In other countries, this irrepressible tendency of citizens to risk a bit of their hard earned cash in the hope of gaining a sizeable piece of real estate in the Milky Way has been turned to good advantage. In the form of National Lotteries it provides the only form of taxation where the tax payers queue up to contribute their share of the National Expenditure and get quite a thrill out of doing so. Long before the Welfare State and free medical treatment, the Government of the Republic of Ireland hit on a scheme which financed as fine a hospital system as you will find anywhere in the world without costing the taxpayer an extra penny on his bottle of stout or jar of whiskey… maybe you have heard of the Irish Sweep? In Spain the National Lottery is an integral and fascinating part of the Spanish way of life. Throughout the year at weekly, or rather 10 daily intervals, there’s a new draw. It varies in a regular rotation from a minimum of 10 pesetas for a décimo (1/10th part of a ticket with a complete number) up to 100 pesetas, and then drops down again to 10. The prizes, of course, vary according to the price of the ticket.

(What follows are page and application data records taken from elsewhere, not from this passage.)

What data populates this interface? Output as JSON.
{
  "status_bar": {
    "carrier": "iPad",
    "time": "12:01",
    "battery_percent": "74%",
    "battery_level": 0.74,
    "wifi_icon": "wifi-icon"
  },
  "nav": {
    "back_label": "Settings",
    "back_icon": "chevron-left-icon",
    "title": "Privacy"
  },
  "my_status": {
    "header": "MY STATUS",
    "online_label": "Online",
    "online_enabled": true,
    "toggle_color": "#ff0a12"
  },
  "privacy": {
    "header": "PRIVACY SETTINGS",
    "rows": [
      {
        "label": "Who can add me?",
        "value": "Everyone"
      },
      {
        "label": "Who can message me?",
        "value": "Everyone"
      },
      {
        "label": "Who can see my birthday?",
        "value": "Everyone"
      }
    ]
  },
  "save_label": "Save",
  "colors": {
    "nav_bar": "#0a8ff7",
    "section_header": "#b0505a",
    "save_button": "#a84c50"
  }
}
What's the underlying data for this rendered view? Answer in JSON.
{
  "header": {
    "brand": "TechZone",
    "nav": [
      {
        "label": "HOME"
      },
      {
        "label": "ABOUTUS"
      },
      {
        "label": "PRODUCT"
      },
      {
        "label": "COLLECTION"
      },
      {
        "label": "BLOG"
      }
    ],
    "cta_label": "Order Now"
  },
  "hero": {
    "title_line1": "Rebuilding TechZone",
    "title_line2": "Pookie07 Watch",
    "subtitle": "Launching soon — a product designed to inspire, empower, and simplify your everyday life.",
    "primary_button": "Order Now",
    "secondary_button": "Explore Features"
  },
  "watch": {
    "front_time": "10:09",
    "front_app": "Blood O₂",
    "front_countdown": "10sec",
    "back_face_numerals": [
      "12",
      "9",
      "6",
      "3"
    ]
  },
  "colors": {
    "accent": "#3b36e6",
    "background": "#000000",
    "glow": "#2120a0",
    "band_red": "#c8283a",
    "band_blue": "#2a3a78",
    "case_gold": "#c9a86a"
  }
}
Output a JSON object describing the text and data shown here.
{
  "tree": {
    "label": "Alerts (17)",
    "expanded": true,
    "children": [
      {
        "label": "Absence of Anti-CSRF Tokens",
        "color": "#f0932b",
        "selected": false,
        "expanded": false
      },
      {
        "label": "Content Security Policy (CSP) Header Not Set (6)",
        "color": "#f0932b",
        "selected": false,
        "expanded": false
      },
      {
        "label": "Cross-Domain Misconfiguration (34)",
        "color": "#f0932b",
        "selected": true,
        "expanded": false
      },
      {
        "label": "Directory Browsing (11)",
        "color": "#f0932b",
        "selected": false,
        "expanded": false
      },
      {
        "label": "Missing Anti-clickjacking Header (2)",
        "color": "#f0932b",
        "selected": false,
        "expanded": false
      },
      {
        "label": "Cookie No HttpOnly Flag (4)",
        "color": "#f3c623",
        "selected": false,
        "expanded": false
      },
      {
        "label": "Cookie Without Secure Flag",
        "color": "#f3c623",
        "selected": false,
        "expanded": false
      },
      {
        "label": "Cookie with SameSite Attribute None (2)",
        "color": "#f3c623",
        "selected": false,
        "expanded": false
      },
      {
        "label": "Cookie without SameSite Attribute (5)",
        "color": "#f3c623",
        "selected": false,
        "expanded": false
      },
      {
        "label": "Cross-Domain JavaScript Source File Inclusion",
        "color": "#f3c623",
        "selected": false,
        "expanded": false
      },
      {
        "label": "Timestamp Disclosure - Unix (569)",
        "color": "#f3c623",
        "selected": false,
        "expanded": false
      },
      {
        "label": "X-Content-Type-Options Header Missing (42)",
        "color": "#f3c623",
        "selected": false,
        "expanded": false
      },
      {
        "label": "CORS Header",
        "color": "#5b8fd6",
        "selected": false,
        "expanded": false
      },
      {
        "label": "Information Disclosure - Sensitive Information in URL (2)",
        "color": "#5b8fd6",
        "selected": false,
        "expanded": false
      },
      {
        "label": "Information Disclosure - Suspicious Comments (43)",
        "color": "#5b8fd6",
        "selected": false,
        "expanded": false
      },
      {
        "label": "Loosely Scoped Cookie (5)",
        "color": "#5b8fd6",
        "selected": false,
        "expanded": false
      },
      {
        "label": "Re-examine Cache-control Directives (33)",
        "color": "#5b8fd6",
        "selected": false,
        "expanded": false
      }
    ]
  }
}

It’s not only Christmas which comes once a year, it’s also the Gordo. For this is the season of really big time as far as the Spanish National Lottery Department has already started to put tickets for the Christmas draw on sale. The price has risen to 5,000 – 500 pesetas the tenth share – and the prizes have risen correspondingly in number. The number of tickets is exactly the same as last year, i.e. 10 series of 55,000 tickets each. The big prize this year in all ten series would be 375 million pesetas [€2,253,793.29 or US$2,549,603.66 at the current exchange rate]. With the remaining prizes, the system has been to increase the number at stake rather than boost the value. While last year there were 2,260 basic prizes per series, this year there will be 2,460. The other big prizes which vary between 250,000 pesetas and 15 million were 18 in number in 1962. This year, they will be 29 all told. In all, 530 new prizes have been introduced, worth 25,025,000 pesetas. In each series there will be among them 50 0f 30,000 pesetas, and one of 750,000. Total number of prizes in the draw will be 88,430 worth altogether 1,925 million pesetas. Last year, the figures were 87,310 prizes worth 1,519,980,000 pesetas.
We have bad news for anyone within range of a radio. In the morning of December 22nd the whole national Spanish network broadcasts, in a manner nauseating to all except the lucky prize-winners, the lucky numbers in the Gordo. Young choir boys chant the numbers “SEISCIENTAS MIL PESESTAS!” “de- da – di-tumty, da-da- di- tumty!” This year it officially announced that actual draw will take longer, starting at 8 of the mañana, and ending, with luck, at midday.
Texts, prints, photos and other illustrative materials depicted in GUIDEPOST have been either contributed by the authors of each published work or, to the Magazine’s good-faith knowledge, are in the public domain or otherwise benefit from the allowances of Articles 9(2), 10, 10(bis), and applicable others of the Berne Convention for the Protection of literary and artistic works.